For most of my life, I’ve considered myself a millennial, mostly because I’ve ignored the exact cutoff years for being born in that generation. However – I am, in fact, a Generation Z-er (est. 1999). I come from a baby boomer dad (1964) and a Generation X mom (1966). Whether you fall on the parental or child side of the equation, or not within it all, you’re likely familiar with the dynamic of generational differences (who hasn’t heard the debate about avocado toast and home ownership at this point?).
But here’s one you might not have thought of: Sleeping habits! One U.S. Bureau of Labor Statistics study, published in AP News, looked at the changes in daily habits and activities of millennials and gen-xers and found that millennials actually sleep a little bit more per day than their gen X counterparts.
According to the AP, the study found that “Generation X women were more likely to do housework, care for children, read for pleasure and do lawn work. Millennial women were more inclined to exercise, spend leisure time on computers, take care of their pets, and sleep.”
How’d the researchers get to that conclusion? Michelle Freeman, the senior economist at the Bureau of Labor Statistics and the writer of the report, used data from the American Time Use Survey – a survey administered by the U.S. Bureau of Labor – to examine how millennials in 2019 and gen-xers in 2003 spent their time. (She did this because, as she explained in her report, “In 2019, millennials were the same ages—23 to 38 years—as members of Generation X in 2003.”)
The study looked at men and women, job status, family, location, earnings, education, and activities engaged in. Diving a bit deeper into the area of sleep, the study found that millennials slept 22 minutes longer per day in 2019 than Gen X in 2003. (In this study, specifically, sleep included both naps and spells of sleeplessness.)
Freeman explained how her parents, who were baby boomers, had an uber focus on work and how attitudes towards sleep have changed over the years.
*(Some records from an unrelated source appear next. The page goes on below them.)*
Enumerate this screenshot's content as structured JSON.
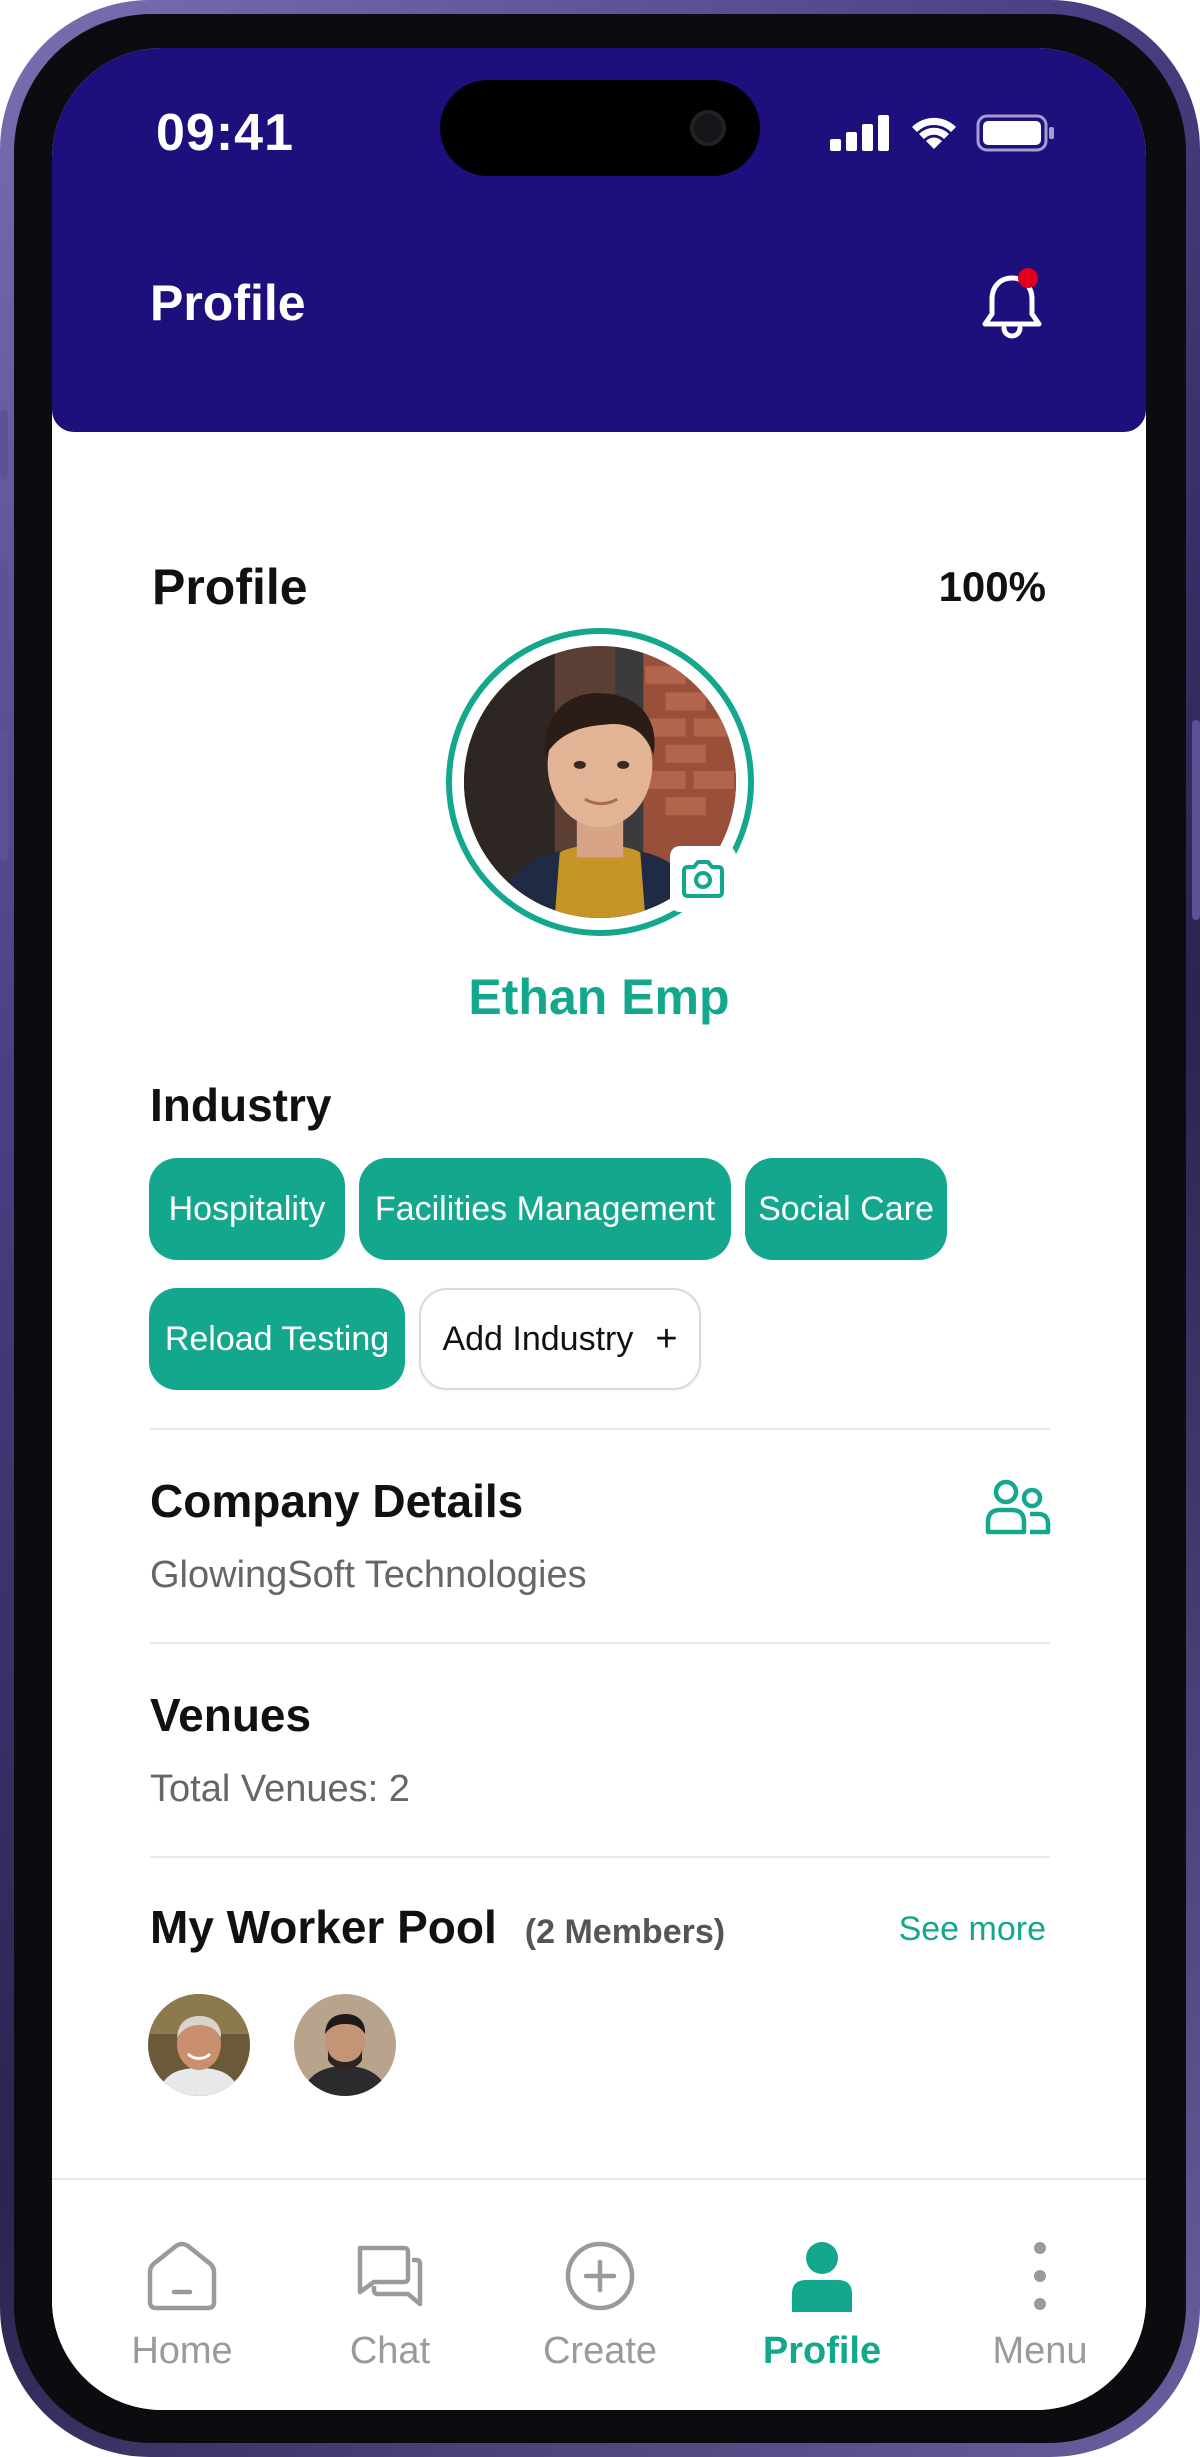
{
  "status_bar": {
    "time": "09:41"
  },
  "header": {
    "title": "Profile"
  },
  "profile": {
    "heading": "Profile",
    "completion": "100%",
    "name": "Ethan Emp"
  },
  "industry": {
    "label": "Industry",
    "chips": [
      "Hospitality",
      "Facilities Management",
      "Social Care",
      "Reload Testing"
    ],
    "add_label": "Add Industry",
    "add_symbol": "+"
  },
  "company": {
    "label": "Company Details",
    "value": "GlowingSoft Technologies"
  },
  "venues": {
    "label": "Venues",
    "total": "Total Venues: 2"
  },
  "worker_pool": {
    "label": "My Worker Pool",
    "members": "(2 Members)",
    "see_more": "See more"
  },
  "tabs": [
    {
      "label": "Home",
      "icon": "home-icon"
    },
    {
      "label": "Chat",
      "icon": "chat-icon"
    },
    {
      "label": "Create",
      "icon": "plus-circle-icon"
    },
    {
      "label": "Profile",
      "icon": "user-icon",
      "active": true
    },
    {
      "label": "Menu",
      "icon": "more-vertical-icon"
    }
  ],
  "colors": {
    "header": "#1d0f7c",
    "accent": "#13a88e",
    "notification_dot": "#e0001b"
  }
}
“Sleeping a lot was considered lazy. We now respect the fact that more sleep is good for our health,” said Freeman. In fact, it’s more than good, it’s great: A good night’s sleep may lower your body mass index (BMI) and keep you at a healthy weight, reduce stress, improve your mood, give you energy, and benefit your overall health.
Unfortunately, too many Americans don’t get enough shut-eye. While The Centers for Disease Control and Prevention (CDC) recommends that adults who are 18 to 60 get seven or more hours of sleep, some research suggests most American adults are clocking less than six hours of snooze time per night.
A big takeaway of this study is the generational change of focus on certain activities and societal norms. While the study did include men as well, AP News highlighted one mother and daughter’s relationship and how their experiences differ: Twenty years ago, one went to the mall to find what she needed to shop for, while the other is now on the iPad purchasing items with the simple tap of a screen.
It was also very common for women to be homemakers back in the 50s and 60s, while in the 00s and 10s, we’ve seen a surge in women working, women pushing for equal rights in the workplace, and fathers taking on the role of stay-at-home-dad. We also see women having children later in life, while past generations were having children often in their early 20s. These factors may free up some sleep time for millennials.
Society has shifted with millennials prioritizing more personal needs, like mental health, leisure time, physical fitness, and yes, even sleep. Given the health benefits, that’s a change we can support.